As an introduction to our “Best of the Piedmont Virginian” issue, we think it appropriate to share some writings of our founder, Walter Nicklin. Following is his first letter from the editor (“Letter from Culpeper Street”), and then some of his musings through his time as editor and publisher in the following pages. Initially, The Piedmont Virginian’s offices were on Culpeper Street, and then moved to Rappahannock County. Now we are back at Culpeper Street; seemingly the magazine has not “achieved escape velocity” either and has come home to Warrenton.
When I was a young and ever eager student, a thoughtful teacher encouraged me: “Buddy, you’ll go far one day.” I counted it off last week: I’ve gone exactly 179 paces. From 86 Culpeper Street, my maternal grandmother’s home, to 39 Culpeper, the offices of The Piedmont Virginian.
The street is so-named because it was the old road to Culpeper. All the street names here in Warrenton, built on a crossroads, are of similar origin: Alexandria Pike, Falmouth Street, Winchester Street, Waterloo Street. Leading out of town, away from here … to seek one’s fortune. That’s what most of my childhood cohorts did, and so did I—with a career in journalism, publishing, and international relations.
But I kept returning—never quite able to sever completely my roots here in the rolling, softly seductive landscape of Virginia’s northern Piedmont. To have done so would have been too painful. Or, in the words of a friend from nearby Washington, D.C., a Beltway-bandit engineer: “Walter, you’ve just never achieved escape velocity.”
Yes, the gravitational pull here in the Piedmont is strong. And not simply for natives. People with the wherewithal to live anywhere in the world pick the Piedmont to call their new home.
They come for the natural beauty. They come for the history, the sense of time and place. They come for the agrarian way of life.
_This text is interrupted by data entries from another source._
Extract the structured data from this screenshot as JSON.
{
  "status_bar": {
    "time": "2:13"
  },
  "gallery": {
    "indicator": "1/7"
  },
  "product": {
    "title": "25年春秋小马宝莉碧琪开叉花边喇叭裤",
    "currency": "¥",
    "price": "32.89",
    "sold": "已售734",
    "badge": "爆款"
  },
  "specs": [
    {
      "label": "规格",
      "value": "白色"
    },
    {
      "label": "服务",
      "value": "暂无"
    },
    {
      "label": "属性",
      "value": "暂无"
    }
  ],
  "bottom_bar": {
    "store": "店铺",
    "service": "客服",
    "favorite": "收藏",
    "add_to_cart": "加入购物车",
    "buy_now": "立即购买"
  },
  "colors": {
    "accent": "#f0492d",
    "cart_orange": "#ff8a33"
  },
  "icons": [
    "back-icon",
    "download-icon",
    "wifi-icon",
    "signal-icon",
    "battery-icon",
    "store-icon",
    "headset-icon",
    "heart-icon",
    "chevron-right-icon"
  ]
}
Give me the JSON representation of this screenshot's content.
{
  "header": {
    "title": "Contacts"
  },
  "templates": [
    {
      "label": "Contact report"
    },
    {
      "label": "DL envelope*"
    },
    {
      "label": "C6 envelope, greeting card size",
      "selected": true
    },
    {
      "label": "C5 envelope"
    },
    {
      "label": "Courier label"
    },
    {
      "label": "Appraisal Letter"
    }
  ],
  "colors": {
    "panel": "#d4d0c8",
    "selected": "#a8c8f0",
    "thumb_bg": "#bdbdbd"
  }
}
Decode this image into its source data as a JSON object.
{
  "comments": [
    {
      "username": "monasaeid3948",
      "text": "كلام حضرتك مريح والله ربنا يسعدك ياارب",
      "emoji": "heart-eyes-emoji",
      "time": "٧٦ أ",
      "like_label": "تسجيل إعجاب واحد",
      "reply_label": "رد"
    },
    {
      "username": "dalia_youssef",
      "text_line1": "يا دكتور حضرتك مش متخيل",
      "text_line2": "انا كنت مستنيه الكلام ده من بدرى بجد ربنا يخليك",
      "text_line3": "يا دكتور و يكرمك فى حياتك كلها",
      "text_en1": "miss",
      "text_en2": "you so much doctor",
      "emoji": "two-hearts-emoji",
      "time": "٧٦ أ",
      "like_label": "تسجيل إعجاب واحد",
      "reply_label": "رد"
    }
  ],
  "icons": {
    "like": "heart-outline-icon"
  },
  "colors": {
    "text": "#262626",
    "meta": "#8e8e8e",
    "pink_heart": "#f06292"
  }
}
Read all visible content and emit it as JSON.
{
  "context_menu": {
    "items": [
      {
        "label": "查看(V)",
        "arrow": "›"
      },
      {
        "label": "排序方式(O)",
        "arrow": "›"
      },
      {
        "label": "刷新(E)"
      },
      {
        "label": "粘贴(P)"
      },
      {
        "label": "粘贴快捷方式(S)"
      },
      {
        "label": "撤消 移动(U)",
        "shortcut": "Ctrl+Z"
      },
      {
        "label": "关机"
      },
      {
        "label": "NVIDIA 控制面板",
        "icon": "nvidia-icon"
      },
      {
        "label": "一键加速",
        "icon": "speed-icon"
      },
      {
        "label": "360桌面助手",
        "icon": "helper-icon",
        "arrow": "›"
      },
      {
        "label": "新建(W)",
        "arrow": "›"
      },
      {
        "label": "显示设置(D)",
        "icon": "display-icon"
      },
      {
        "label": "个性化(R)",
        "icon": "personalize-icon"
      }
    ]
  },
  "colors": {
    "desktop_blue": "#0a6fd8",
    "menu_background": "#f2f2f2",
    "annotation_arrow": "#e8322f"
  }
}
The magazine’s mission is to “celebrate and serve.” To the enterprise we will bring the intimate and heartfelt knowledge of a native son—together with the appreciative eyes of a newcomer who never takes things for granted.
Editor & Publisher